Stored dataset items -

------------------------------

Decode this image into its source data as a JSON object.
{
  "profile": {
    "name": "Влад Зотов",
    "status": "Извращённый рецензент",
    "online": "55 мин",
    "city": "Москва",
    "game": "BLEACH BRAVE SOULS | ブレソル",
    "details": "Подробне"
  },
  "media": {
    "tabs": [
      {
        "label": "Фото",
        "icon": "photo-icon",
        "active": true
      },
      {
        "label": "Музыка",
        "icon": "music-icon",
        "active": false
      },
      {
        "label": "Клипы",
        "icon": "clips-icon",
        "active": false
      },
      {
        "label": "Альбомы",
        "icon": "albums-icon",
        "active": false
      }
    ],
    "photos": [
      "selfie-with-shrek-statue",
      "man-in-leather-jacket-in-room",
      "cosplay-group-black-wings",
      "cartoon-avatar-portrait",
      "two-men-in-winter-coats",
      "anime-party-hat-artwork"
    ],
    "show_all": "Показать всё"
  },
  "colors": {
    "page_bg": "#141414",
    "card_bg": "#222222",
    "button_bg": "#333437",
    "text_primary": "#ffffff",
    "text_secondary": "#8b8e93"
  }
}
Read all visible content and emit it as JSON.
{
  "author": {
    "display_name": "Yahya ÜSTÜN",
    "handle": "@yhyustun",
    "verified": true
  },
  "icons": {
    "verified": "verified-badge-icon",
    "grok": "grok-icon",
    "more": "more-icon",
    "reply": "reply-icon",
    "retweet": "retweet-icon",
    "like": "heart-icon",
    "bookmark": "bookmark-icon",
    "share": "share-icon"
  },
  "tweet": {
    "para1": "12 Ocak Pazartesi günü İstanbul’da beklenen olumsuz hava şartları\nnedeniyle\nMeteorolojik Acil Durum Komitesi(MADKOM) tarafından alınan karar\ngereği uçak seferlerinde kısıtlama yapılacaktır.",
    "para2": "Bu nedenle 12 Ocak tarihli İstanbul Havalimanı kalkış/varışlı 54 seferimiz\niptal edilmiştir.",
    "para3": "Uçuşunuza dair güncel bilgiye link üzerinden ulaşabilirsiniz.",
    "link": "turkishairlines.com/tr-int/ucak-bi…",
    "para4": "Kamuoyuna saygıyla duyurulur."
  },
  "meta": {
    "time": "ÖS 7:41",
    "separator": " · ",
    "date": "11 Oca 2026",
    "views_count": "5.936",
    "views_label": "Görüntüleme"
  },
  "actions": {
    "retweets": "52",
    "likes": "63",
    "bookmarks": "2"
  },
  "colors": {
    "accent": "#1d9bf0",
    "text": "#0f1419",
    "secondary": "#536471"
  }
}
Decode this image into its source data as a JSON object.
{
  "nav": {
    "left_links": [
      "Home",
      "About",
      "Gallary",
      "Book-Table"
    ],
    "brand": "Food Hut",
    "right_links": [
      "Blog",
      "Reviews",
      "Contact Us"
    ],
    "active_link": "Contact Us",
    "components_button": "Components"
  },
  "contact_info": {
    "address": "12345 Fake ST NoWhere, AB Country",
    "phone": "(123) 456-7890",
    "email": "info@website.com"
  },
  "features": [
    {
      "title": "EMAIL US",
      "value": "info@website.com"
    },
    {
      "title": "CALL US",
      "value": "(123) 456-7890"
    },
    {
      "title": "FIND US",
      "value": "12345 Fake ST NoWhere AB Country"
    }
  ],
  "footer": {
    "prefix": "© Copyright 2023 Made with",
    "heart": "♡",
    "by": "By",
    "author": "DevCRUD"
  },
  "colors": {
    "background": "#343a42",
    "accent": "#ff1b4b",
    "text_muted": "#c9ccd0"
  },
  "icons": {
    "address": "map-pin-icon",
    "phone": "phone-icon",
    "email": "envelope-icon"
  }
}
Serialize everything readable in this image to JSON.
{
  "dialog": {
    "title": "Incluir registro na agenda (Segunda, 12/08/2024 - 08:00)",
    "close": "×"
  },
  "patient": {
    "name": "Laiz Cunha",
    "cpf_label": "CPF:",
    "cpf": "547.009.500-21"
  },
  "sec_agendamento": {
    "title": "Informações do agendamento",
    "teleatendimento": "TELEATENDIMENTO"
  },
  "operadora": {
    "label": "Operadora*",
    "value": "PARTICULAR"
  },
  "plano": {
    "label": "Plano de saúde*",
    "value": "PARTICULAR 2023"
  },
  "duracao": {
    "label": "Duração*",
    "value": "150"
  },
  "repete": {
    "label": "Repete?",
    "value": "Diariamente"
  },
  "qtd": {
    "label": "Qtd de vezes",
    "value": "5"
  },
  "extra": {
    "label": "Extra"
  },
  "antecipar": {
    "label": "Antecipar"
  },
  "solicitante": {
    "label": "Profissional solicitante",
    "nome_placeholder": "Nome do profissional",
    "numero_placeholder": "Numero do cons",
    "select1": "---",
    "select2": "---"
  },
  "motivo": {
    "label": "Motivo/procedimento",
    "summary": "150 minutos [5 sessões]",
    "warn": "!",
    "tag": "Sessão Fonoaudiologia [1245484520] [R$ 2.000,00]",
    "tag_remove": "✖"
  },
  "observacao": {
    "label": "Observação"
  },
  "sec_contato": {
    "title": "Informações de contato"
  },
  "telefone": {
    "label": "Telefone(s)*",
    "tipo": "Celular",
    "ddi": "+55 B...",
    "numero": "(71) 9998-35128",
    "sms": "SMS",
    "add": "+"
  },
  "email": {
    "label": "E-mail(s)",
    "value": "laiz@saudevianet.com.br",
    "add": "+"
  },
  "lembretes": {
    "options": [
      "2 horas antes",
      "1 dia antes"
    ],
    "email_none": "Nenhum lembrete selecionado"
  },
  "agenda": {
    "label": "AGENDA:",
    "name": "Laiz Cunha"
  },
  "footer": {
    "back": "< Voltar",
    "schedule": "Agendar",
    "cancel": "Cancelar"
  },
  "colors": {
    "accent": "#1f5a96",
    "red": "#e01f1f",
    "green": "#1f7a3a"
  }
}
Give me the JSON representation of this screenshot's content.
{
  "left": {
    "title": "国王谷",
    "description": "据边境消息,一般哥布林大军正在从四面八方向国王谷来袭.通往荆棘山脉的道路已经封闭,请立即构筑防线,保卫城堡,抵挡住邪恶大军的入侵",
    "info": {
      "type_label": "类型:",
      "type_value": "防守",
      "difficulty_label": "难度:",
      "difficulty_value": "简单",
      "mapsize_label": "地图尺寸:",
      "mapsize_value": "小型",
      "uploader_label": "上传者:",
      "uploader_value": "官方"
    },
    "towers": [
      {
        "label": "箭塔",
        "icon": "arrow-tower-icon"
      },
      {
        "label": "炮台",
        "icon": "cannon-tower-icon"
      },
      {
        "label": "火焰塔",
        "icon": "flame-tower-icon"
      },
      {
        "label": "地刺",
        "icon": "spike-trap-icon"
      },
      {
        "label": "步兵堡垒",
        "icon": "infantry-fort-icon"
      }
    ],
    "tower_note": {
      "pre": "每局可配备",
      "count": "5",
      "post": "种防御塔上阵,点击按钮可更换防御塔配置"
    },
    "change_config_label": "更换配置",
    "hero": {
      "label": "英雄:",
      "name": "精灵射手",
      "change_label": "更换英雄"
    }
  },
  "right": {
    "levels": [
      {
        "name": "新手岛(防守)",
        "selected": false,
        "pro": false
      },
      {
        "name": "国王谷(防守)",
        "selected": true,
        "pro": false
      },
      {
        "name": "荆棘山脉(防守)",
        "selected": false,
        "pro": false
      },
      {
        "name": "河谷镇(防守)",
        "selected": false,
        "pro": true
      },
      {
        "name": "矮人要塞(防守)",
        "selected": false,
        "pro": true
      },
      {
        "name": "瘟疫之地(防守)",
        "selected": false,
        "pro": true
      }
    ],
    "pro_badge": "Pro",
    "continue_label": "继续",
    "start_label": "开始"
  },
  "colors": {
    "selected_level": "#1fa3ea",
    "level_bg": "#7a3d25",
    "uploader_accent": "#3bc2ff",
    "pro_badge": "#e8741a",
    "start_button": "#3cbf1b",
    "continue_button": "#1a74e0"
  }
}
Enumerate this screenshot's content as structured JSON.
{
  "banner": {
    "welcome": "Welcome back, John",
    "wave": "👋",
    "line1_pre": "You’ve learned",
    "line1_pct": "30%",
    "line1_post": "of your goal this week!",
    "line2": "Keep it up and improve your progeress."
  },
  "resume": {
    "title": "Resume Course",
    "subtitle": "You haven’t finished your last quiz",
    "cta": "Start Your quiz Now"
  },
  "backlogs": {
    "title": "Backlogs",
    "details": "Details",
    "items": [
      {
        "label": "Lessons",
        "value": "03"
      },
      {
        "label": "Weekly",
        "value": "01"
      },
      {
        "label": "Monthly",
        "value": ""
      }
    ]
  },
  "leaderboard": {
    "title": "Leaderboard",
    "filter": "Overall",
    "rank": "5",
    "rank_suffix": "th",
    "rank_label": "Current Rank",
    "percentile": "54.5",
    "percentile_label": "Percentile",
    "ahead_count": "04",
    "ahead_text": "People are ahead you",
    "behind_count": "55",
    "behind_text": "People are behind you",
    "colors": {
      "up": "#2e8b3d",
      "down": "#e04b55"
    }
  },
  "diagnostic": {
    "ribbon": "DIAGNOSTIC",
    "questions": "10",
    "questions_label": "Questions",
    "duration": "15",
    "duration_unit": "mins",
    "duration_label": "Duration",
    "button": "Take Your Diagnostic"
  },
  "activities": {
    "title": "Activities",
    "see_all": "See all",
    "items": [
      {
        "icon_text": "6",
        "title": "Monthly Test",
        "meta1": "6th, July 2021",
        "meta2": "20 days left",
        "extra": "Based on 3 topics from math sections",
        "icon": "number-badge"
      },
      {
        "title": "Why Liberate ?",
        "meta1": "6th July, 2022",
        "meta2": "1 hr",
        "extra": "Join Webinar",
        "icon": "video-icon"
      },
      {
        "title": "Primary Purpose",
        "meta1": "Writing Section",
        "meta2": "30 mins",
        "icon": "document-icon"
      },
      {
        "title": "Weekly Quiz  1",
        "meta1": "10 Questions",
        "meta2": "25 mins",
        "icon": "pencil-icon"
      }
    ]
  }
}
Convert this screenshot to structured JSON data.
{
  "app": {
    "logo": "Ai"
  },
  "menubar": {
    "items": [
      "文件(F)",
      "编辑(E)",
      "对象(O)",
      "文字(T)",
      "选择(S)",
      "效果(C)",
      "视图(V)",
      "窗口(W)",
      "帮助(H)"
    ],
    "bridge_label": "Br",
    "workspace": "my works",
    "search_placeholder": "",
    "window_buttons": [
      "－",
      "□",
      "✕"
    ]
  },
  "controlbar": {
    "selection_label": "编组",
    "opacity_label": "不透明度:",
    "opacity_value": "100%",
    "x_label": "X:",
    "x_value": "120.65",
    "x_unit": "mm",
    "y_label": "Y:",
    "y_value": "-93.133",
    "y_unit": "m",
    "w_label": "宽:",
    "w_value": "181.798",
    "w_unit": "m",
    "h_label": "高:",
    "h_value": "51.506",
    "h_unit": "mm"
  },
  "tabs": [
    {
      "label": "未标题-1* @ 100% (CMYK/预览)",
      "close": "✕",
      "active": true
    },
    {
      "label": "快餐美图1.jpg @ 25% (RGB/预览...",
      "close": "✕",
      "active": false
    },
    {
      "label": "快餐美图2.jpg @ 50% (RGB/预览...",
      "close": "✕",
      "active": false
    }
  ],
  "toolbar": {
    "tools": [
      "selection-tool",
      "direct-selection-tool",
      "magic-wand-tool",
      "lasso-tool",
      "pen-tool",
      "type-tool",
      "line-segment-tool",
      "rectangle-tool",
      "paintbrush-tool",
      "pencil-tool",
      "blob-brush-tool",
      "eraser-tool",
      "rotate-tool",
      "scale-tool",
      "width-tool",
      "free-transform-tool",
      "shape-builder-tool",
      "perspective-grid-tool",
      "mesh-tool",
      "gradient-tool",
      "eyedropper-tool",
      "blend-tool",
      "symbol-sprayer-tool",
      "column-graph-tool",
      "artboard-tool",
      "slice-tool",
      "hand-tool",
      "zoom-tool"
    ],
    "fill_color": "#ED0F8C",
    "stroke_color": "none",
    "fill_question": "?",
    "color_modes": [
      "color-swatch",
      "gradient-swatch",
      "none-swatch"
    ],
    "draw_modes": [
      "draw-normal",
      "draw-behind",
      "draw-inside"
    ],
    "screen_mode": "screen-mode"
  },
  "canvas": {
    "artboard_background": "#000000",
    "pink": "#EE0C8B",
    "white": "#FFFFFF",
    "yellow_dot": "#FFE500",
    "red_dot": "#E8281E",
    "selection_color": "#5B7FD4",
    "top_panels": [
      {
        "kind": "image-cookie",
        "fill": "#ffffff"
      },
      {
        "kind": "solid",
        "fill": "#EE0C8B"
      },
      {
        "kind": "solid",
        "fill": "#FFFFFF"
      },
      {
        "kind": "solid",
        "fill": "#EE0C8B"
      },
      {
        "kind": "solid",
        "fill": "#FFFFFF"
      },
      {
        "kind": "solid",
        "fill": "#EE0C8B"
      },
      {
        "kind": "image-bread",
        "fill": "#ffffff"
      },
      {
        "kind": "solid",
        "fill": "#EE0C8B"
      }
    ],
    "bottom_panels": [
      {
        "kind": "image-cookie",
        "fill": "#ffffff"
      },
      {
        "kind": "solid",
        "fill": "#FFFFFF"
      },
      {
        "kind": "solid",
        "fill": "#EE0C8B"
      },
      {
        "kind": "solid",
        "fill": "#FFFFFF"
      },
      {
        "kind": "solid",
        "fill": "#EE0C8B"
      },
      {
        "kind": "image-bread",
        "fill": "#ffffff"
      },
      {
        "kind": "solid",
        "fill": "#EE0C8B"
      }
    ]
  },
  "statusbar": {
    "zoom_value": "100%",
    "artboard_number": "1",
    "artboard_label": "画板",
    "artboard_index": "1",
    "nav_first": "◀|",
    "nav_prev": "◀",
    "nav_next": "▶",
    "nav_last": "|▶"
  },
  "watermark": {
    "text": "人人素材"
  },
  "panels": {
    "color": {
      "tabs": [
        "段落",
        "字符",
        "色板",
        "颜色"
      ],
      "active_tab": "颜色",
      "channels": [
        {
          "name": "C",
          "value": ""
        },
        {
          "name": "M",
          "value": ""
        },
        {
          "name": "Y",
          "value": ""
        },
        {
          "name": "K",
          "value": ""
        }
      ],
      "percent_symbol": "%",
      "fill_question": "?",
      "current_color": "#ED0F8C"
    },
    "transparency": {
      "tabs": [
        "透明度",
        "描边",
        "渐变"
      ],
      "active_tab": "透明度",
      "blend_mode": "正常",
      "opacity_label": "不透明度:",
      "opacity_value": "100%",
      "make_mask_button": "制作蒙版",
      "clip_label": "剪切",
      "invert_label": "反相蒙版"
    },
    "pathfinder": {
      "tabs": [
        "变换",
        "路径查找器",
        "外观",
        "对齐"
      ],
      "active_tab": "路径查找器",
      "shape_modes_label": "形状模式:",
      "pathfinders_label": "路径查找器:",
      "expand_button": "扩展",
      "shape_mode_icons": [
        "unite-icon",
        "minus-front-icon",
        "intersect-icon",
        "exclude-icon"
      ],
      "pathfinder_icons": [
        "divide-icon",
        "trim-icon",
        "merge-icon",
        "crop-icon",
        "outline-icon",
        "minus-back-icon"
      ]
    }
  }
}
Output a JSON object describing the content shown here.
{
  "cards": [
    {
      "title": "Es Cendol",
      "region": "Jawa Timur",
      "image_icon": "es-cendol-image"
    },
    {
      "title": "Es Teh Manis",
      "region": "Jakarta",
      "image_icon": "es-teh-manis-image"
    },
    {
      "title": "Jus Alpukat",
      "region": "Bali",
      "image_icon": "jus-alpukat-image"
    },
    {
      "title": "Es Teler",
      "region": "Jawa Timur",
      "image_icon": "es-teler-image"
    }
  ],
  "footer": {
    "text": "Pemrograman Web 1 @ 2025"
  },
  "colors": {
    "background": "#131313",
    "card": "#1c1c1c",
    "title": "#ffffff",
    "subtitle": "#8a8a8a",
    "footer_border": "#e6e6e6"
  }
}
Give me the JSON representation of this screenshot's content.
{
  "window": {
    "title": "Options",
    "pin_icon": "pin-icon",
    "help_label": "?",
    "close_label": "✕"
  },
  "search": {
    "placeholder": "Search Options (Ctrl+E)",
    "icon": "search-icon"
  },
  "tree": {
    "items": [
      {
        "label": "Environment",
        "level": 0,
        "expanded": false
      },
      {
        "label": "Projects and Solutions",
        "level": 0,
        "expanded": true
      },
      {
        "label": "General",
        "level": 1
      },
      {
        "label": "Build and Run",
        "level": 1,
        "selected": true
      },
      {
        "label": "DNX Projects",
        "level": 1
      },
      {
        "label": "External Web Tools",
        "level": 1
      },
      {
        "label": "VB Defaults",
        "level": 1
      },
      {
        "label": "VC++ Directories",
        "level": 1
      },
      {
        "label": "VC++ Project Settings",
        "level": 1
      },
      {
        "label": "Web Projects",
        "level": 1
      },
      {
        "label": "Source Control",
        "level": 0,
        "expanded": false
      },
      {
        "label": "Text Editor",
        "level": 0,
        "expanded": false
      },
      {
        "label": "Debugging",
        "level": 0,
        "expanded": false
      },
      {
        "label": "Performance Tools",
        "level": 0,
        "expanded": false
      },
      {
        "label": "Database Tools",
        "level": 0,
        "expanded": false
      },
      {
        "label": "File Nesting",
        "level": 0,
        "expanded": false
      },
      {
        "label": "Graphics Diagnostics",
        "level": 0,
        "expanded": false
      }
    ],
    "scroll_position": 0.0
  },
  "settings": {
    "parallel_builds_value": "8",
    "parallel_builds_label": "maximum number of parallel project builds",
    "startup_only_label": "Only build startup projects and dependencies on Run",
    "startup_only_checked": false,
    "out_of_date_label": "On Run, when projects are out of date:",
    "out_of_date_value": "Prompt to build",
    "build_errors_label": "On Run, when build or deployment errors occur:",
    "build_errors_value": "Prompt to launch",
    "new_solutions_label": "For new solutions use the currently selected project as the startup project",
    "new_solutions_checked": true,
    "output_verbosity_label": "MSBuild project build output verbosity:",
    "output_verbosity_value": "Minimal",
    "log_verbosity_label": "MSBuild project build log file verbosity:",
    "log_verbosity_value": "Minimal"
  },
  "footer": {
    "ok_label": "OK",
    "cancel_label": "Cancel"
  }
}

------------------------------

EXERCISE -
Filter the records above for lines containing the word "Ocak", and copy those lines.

ANSWER BELOW -
    "para1": "12 Ocak Pazartesi günü İstanbul’da beklenen olumsuz hava şartları\nnedeniyle\nMeteorolojik Acil Durum Komitesi(MADKOM) tarafından alınan karar\ngereği uçak seferlerinde kısıtlama yapılacaktır.",
    "para2": "Bu nedenle 12 Ocak tarihli İstanbul Havalimanı kalkış/varışlı 54 seferimiz\niptal edilmiştir.",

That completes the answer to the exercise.